I’ve heard of “method acting” which, if I understand correctly, is a style of acting where the actor tries to experience the emotions of the character, usually by actually experiencing some facets of the character’s life (such as by isolating themselves, or adopting an accent), and by staying in character throughout the filming.
So, what other “types” of acting are there? I’ve never heard of others. Is there a style that would be the opposite of method, some sort of “just deliver the lines” instruction? As a mere watcher of acting, I can’t really think of any other styles to even imagine.
With respect, I disagree with your explanation of method acting. Very, very few actors stay in character at all times, day and night. The fact that Val Kilmer remained in character as Jim Morrison throughout shooting (at least while on the set; I don’t know about off) and insisted on being addressed as “Jim” became well known precisely because it was unusual. (And, FWIW, many actors of my acquaintance thought it was ridiculous.)
My understanding of method acting — and I’m prepared to be corrected on this — is that you find some experience in your own life when your emotions paralleled the ones your character is feeling in the scene and draw on that.
For example, if your character has just learned that his wife has died, you remember how you felt when your dad died. You bring those emotions up and experience them again, this time as the character.
It’s my understanding that a lot of different techniques are lumped into “Method” that really aren’t. Or they are offshoots that evolved out of Method. Kind of like calling a therapist Freudian because you can draw a line ten steps back to Freud.
By no means a definitive explanation - but my own simplified description.
Method acting tries to get you to feel how the character feels. Non-method acting tries to get you to behave how the character behaves.
Another way of looking at it is Method works from the inside out, whereas non-Method works from the outside in.
For example, Olivier is said to notate his lines in a way not unlike musical scoring, to indicate raising and lowering inflection, volume, pacing, etc. That is the very definition of outside in. Whereas a Method actor would work on the emotional underpinning of the scene, and the lines would come out however they came out.
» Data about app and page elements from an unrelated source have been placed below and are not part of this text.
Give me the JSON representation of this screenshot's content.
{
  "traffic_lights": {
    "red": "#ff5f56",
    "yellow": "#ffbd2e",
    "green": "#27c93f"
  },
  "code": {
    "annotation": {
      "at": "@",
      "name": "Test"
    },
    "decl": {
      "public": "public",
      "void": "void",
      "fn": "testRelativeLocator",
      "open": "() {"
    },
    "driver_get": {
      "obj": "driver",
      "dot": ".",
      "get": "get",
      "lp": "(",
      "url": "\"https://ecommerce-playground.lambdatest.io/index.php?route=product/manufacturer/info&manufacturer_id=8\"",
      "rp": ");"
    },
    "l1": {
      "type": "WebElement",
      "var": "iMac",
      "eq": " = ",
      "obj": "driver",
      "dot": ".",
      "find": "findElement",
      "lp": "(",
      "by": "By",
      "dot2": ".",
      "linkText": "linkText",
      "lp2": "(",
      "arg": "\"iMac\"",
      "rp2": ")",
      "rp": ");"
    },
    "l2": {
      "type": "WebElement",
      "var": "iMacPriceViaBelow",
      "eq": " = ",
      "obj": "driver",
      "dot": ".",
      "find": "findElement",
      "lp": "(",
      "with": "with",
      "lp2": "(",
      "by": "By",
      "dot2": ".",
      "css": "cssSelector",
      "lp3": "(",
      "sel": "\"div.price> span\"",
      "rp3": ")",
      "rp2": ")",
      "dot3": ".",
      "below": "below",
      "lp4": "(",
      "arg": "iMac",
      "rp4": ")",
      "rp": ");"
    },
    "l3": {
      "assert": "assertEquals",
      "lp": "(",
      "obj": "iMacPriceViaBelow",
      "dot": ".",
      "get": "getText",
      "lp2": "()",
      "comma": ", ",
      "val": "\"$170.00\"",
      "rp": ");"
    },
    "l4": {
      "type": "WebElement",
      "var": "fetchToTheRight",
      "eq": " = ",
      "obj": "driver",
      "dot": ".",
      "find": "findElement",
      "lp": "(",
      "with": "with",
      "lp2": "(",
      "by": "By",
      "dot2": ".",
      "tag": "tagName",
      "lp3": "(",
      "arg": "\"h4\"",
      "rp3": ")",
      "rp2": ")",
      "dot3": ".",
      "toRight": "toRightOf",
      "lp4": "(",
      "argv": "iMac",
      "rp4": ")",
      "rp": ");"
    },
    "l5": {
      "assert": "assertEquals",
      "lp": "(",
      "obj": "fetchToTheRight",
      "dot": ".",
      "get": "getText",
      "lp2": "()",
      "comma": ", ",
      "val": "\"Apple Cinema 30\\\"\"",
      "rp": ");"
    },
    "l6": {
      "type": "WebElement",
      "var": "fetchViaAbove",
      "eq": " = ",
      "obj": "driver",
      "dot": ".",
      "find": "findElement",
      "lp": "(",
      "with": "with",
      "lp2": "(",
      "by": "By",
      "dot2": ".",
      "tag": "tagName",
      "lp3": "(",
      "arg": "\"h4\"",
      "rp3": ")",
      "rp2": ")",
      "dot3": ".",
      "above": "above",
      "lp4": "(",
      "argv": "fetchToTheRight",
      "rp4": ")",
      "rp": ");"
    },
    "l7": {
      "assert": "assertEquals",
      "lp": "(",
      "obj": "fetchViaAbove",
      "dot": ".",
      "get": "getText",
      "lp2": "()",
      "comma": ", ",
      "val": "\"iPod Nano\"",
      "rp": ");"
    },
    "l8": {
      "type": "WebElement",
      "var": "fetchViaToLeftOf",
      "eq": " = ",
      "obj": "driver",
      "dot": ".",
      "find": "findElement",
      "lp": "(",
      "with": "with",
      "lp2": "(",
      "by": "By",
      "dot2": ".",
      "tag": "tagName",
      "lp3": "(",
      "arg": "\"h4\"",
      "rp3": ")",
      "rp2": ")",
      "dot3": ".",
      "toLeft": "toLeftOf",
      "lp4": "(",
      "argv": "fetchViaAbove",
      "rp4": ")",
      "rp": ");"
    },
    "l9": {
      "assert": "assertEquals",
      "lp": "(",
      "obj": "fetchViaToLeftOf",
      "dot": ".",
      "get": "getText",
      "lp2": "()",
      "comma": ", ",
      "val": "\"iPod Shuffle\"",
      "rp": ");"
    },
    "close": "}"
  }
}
Daniel Day-Lewis is known for really, really getting into - and often staying in - character. When he was filming The Last of the Mohicans, the story goes, he carried his flintlock rifle around with him even after hours.